If you’re an english major, I’m gonna say you’d be a dragonfly. Why? I’m not really sure. They just seem iconic enough to be the kind of insect some obnoxious 18th century romantic waxes philosophical about in a poem that English majors would read. Okay, wait. I just googled ‘dragonfly poem’ and apparently I’M RIGHT, and there is a poem by some geek named Tennyson about dragonflies. Baller. I’m literally so good at this.
If you’re a history major I’m giving you one of the worst insects out there but I don’t mean it to reflect on who you are as a person (unlike in the case of poli sci majors). So, there’s this insect called Colorado Potato Beetle that mankind has been at war with for decades. Why, you ask? Because they eat our potatoes. And I’m not kidding. They eat a lot of potatoes. So many potatoes that in some parts of Europe in the 20th century they mobilized flamethrowers to try and kill these funky little dudes. Which is some pretty bonkers historical lore, that I feel like you’d appreciate.
If you’re a comm arts major, I’m sorry, but I have to give you one of the most boring insects. Because I don’t know anything about comm arts except that there’s a lot of people studying it and … let’s face it … you’re kinda boring. So meet the Corn Earworm. One of the most common moths in Wisconsin, they’re small. And gray. And that’s all you need to know.
Alright, math majors! Have you showered recently? No? Maybe go do that, and once you’re done let’s talk about your insect. Alright. So for you I chose the Little Fire Ant, Wasmannia auropunctata, not because they’re cool and spit fire or something like the name suggests, but because they do math! What?! But they’re just a bug! How do they do math? Well, let me enlighten you.

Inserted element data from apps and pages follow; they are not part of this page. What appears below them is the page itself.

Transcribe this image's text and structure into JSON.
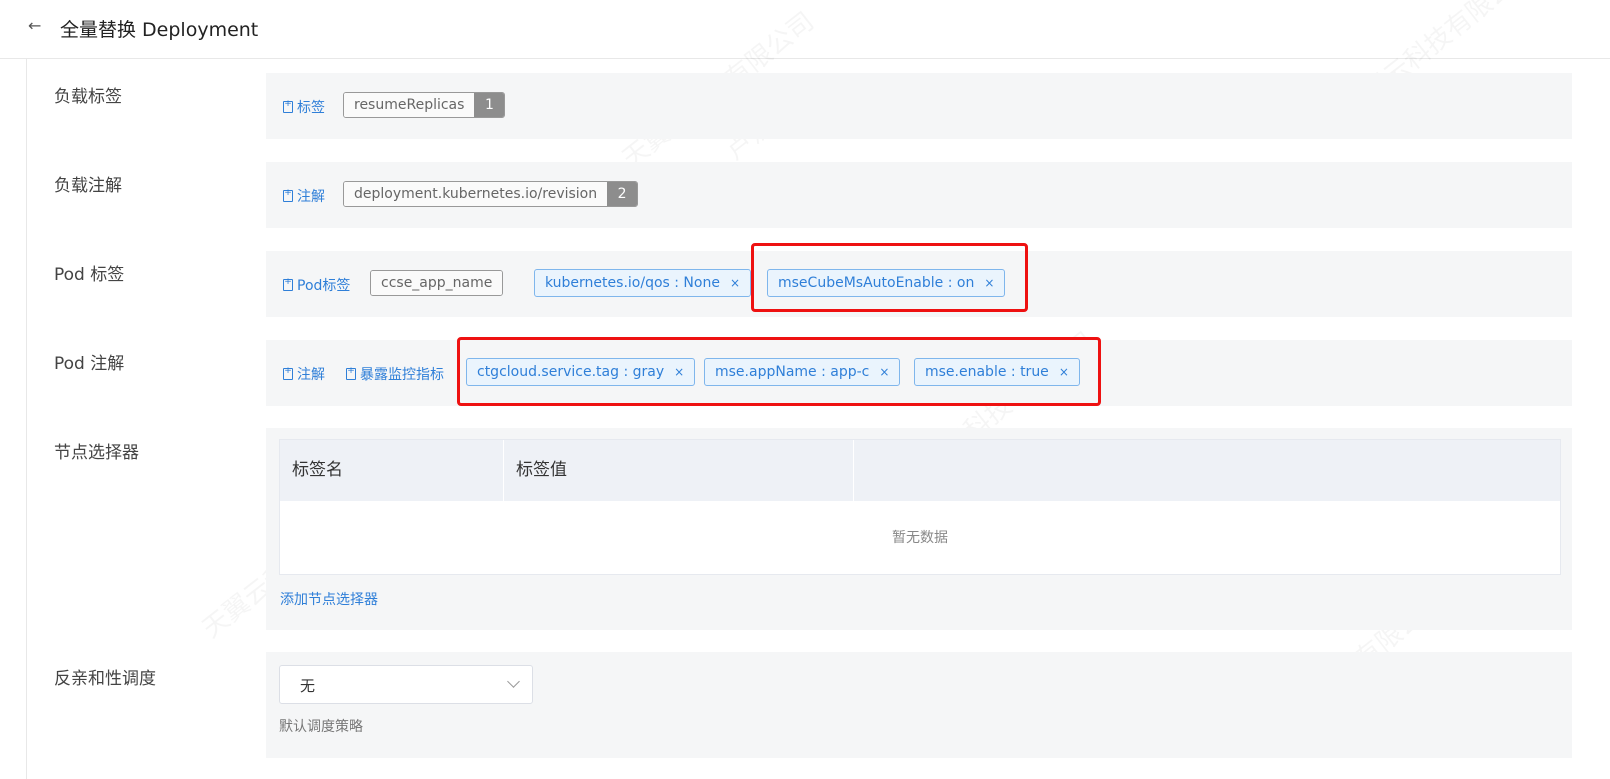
{
  "header": {
    "back_icon": "←",
    "title": "全量替换 Deployment"
  },
  "watermark": {
    "company": "天翼云科技有限公司",
    "user": "卢洪才"
  },
  "sections": {
    "workload_labels": {
      "label": "负载标签",
      "link": "标签",
      "tags": [
        {
          "text": "resumeReplicas",
          "count": "1"
        }
      ]
    },
    "workload_annotations": {
      "label": "负载注解",
      "link": "注解",
      "tags": [
        {
          "text": "deployment.kubernetes.io/revision",
          "count": "2"
        }
      ]
    },
    "pod_labels": {
      "label": "Pod 标签",
      "link": "Pod标签",
      "gray_tag": "ccse_app_name",
      "tags": [
        "kubernetes.io/qos : None",
        "mseCubeMsAutoEnable : on"
      ]
    },
    "pod_annotations": {
      "label": "Pod 注解",
      "link_annotation": "注解",
      "link_metrics": "暴露监控指标",
      "tags": [
        "ctgcloud.service.tag : gray",
        "mse.appName : app-c",
        "mse.enable : true"
      ]
    },
    "node_selector": {
      "label": "节点选择器",
      "columns": [
        "标签名",
        "标签值"
      ],
      "empty_text": "暂无数据",
      "add_link": "添加节点选择器"
    },
    "anti_affinity": {
      "label": "反亲和性调度",
      "selected": "无",
      "hint": "默认调度策略"
    }
  },
  "colors": {
    "accent": "#2f7fd8",
    "highlight": "#ee1111",
    "panel": "#f5f6f7"
  },
  "icons": {
    "close": "×",
    "doc_add": "doc-add-icon"
  }
}
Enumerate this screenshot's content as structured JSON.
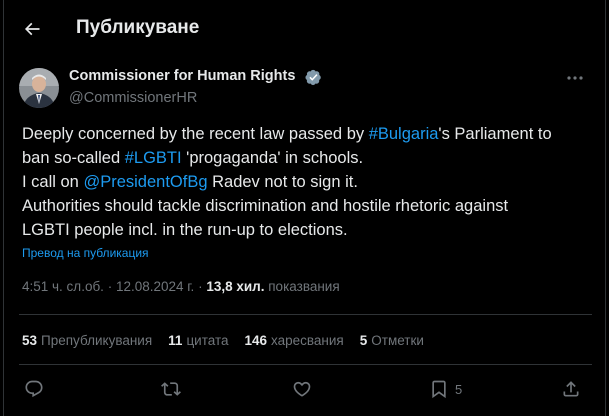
{
  "header": {
    "title": "Публикуване"
  },
  "tweet": {
    "author_name": "Commissioner for Human Rights",
    "author_handle": "@CommissionerHR",
    "text": {
      "l1_a": "Deeply concerned by the recent law passed by ",
      "l1_link": "#Bulgaria",
      "l1_b": "'s Parliament to",
      "l2_a": "ban so-called ",
      "l2_link": "#LGBTI",
      "l2_b": " 'progaganda' in schools.",
      "l3_a": "I call on ",
      "l3_link": "@PresidentOfBg",
      "l3_b": " Radev not to sign it.",
      "l4": "Authorities should tackle discrimination and hostile rhetoric against",
      "l5": "LGBTI people incl. in the run-up to elections."
    },
    "translate_label": "Превод на публикация",
    "time": "4:51 ч. сл.об.",
    "date": "12.08.2024 г.",
    "views_count": "13,8 хил.",
    "views_label": "показвания"
  },
  "stats": {
    "reposts_count": "53",
    "reposts_label": "Препубликувания",
    "quotes_count": "11",
    "quotes_label": "цитата",
    "likes_count": "146",
    "likes_label": "харесвания",
    "bookmarks_count": "5",
    "bookmarks_label": "Отметки"
  },
  "actions": {
    "bookmark_count": "5"
  },
  "icons": {
    "back": "arrow-left-icon",
    "verified": "verified-badge-icon",
    "more": "more-dots-icon",
    "reply": "reply-icon",
    "repost": "repost-icon",
    "like": "heart-icon",
    "bookmark": "bookmark-icon",
    "share": "share-icon"
  },
  "colors": {
    "background": "#000000",
    "text": "#e7e9ea",
    "secondary": "#71767b",
    "accent": "#1d9bf0",
    "divider": "#2f3336"
  }
}
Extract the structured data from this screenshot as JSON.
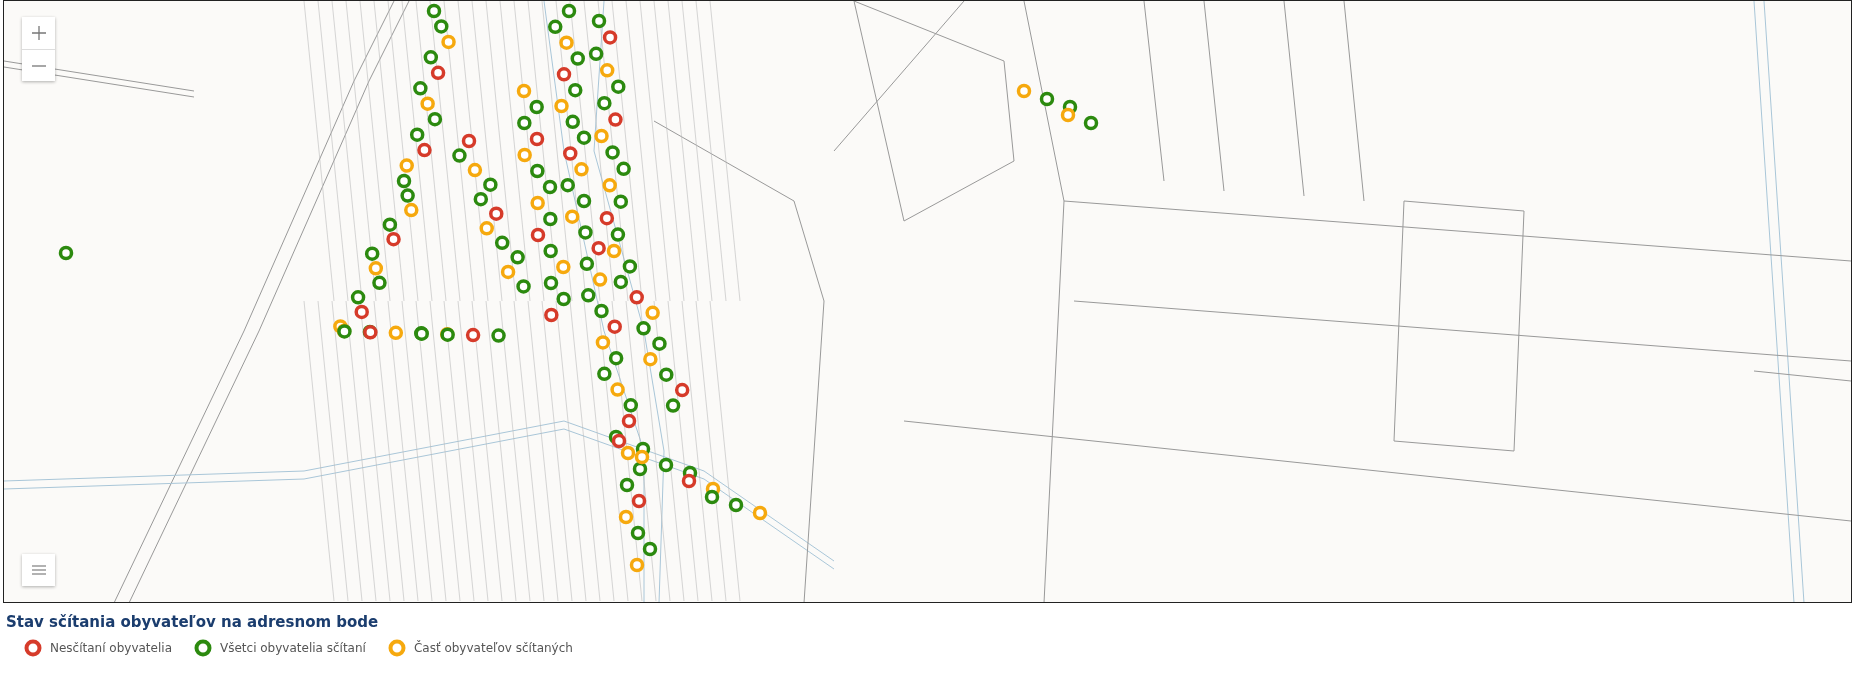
{
  "map": {
    "zoom_in": {
      "kind": "zoom-in"
    },
    "zoom_out": {
      "kind": "zoom-out"
    }
  },
  "legend": {
    "title": "Stav sčítania obyvateľov na adresnom bode",
    "items": [
      {
        "label": "Nesčítaní obyvatelia",
        "color": "#d63b2a"
      },
      {
        "label": "Všetci obyvatelia sčítaní",
        "color": "#2c8a0f"
      },
      {
        "label": "Časť obyvateľov sčítaných",
        "color": "#f6a90e"
      }
    ]
  }
}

When these ants are walking around, they utilize something called Fermat’s Principle to find the route with the shortest walking time between their starting and ending point. It’s like they’re following a ray of light, and choose the path that’s unobstructed, rather than the shortest distance. Does that mean they’re doing some little ant-math calculating distances and angles to figure out the best path? Probably not — they’re probably following pheromone trails that get refined over time. But that’s still cool, right?
This one’s easy. Please google the Wattle Cup Caterpillar, Calcarifera ordinata. Every art major dresses like this caterpillar looks. Case closed.
Hopefully you’re not too offended by your insect alter ego. Hopefully it gave you some insight on your personality that you can use and reflect on in your everyday life. If you have any questions, too bad! I will not be taking questions, feedback or constructive criticism at this time. Cheers, and remember to tune in next time to Bugsfeed with your favorite newspaper editor who knows an inordinate amount about bugs but doesn’t have an outlet through which to express it because she works at a newspaper.